By Charlie Katz-Leavy, Partner, Verrill Dana, LLP
If you own real estate, there may be an occasion when a neighbor, contractor, or someone else seeks a favor. For example, someone may want to temporarily use or pass through your property. When someone seeks to use your real estate for only a short period of time, you may think a simple handshake agreement is good enough. In many or most cases, the handshake deal does not offer sufficient protection to the property owner. In such an instance, a written license agreement may be the best option for the landowner.
The following is an example of what could happen without a license agreement:
Neighbor asks: “We will be renovating our building and surrounding property for the next two weeks. Would it be ok if our employees park in your lot during this time period?”
Owner of Parking Lot answers: “No problem. Your people are welcome to park on the western side of our lot.” Hand shake ensues and the deal is made.
The following week, one of the neighbor’s employees slips and falls on a patch of ice when exiting her car. The employee sues the property owner for failing to properly maintain the parking lot. Regardless of whether the property owner is found liable for that employee’s injuries, the original “handshake” agreement has just become an unexpected lawsuit. To avoid such a nightmare, the parking lot owner should have required the neighbor to enter into a written license agreement with certain landowner protections, such as an insurance and indemnity clause.

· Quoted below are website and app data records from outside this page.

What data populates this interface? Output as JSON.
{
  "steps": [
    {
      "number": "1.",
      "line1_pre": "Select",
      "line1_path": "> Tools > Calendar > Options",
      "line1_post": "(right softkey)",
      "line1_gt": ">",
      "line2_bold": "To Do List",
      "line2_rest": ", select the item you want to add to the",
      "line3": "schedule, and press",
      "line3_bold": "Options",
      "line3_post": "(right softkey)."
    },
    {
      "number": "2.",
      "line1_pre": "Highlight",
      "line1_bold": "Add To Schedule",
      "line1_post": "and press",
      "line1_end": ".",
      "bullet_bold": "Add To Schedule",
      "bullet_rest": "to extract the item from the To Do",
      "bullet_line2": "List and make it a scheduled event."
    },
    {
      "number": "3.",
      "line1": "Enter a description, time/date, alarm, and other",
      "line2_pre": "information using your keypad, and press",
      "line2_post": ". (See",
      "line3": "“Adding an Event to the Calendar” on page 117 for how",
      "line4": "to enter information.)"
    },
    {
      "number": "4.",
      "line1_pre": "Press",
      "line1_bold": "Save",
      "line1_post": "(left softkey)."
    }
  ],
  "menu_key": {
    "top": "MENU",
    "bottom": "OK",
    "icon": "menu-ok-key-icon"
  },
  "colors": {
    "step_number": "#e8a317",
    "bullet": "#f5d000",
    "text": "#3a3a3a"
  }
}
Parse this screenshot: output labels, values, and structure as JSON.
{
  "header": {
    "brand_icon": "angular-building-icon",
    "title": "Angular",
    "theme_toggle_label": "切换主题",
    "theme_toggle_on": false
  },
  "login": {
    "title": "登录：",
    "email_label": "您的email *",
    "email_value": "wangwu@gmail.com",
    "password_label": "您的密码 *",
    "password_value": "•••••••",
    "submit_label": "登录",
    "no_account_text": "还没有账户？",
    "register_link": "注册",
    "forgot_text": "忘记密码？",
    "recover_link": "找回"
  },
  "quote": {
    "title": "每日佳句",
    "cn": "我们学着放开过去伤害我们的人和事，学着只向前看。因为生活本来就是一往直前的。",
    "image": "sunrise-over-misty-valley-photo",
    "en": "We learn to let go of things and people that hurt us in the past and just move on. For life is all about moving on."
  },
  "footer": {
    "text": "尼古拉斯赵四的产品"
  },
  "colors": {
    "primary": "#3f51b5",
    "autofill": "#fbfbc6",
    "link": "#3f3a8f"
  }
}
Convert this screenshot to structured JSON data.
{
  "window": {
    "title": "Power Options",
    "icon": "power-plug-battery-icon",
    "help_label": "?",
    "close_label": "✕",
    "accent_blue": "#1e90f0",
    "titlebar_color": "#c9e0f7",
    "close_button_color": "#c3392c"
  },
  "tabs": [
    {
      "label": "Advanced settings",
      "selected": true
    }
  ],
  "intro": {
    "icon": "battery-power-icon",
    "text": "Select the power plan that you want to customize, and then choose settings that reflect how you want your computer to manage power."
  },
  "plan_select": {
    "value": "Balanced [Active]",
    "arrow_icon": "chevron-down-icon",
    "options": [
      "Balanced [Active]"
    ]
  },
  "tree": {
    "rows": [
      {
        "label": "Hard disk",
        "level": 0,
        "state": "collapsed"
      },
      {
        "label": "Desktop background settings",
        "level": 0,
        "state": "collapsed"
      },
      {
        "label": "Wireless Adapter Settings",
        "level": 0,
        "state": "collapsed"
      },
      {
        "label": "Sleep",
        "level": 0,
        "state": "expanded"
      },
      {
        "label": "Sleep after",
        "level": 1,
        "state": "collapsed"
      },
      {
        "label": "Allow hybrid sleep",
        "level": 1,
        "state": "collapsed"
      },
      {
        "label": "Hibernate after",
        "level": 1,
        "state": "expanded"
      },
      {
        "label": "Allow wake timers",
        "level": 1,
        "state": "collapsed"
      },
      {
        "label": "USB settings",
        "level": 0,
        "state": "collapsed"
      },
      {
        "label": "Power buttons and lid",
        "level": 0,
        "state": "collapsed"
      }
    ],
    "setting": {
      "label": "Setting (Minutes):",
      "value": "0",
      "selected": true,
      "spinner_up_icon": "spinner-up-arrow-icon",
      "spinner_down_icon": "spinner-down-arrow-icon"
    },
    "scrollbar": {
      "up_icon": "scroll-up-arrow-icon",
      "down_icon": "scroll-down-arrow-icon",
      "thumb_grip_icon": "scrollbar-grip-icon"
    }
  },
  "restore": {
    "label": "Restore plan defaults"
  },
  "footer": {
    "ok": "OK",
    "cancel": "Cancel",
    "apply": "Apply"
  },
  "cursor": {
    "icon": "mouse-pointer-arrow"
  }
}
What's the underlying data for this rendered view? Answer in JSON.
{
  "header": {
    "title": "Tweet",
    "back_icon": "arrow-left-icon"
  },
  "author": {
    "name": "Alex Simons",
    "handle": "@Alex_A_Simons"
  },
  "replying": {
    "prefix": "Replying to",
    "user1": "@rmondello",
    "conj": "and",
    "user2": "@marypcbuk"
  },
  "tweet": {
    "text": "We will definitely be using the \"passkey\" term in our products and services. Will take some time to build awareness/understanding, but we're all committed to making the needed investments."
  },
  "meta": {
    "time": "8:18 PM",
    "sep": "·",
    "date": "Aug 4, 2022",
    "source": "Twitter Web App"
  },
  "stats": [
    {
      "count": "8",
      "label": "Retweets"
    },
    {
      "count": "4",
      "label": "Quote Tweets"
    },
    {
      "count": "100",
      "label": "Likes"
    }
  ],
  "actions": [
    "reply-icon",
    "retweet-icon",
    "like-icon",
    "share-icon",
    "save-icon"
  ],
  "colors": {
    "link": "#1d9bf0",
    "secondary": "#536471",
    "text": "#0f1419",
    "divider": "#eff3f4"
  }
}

What is a license agreement?
In real estate, a license agreement is a voluntary grant of personal privilege that allows the user (“licensee”) to use the property of the landowner (“licensor”) subject to certain terms and conditions. Black’s Law Dictionary defines a license as, “The permission by competent authority to do an act which without such permission, would be illegal“.
In general, licenses tend to be for shorter periods of time and are usually revocable, meaning the licensor can terminate the license upon notice to licensee. The idea is that the licensee is using the property with permission and subject to certain terms. The licensee may or may not compensate the licensor for its use depending on the deal reached by the parties. Additionally, license agreements typically are much shorter than a lease and therefore less expensive to produce.
What are the benefits of a license agreement?
Generally, as a personal privilege, license agreements can be terminated at the will of the licensor. Because license agreements are usually revocable, they typically are not recorded and therefore do not impair record title.
Another important consideration is that a license agreement typically includes terms to protect the landowner. For example, a well drafted license agreement should contain insurance and indemnification clauses to protect the licensor from liability. The license agreement should require the licensee to maintain liability insurance, and it should shift the risk of liability to the licensee by requiring the licensee to indemnify the licensor for any and all damages that occurred from its use of the real estate.
License agreements also provide licensees with a clear understanding of where and what they can do on the property of the Licensor. This clarity helps the parties avoid future disputes and costly litigation. It also protects the Licensee from a trespass or nuisance claims if the relationship with the Licensor goes south.
In the parking lot example, the licensee should have been required to maintain comprehensive liability insurance and to indemnify the parking lot owner from any and all claims made by any of its employees relating to their use of the lot. If this had been done, the licensor would have been more protected from the risk of the injured employee.
When is a license agreement not enough?
A license agreement is merely a contract and does not transfer a real property interest. In contrast, an easement is an irrevocable interest in land of potentially perpetual duration. Therefore, someone who is going to make a substantial investment in property owned by another should seek an easement or long-term lease rather than a license.
If you have any questions about leases, license agreements, easements, or other real estate issues, please contact Charlie Katz-Leavy of Verrill Dana LLP.
Original article posted in the August 30 – September 12, 2013 edition of the Mid Atlantic Real Estate Journal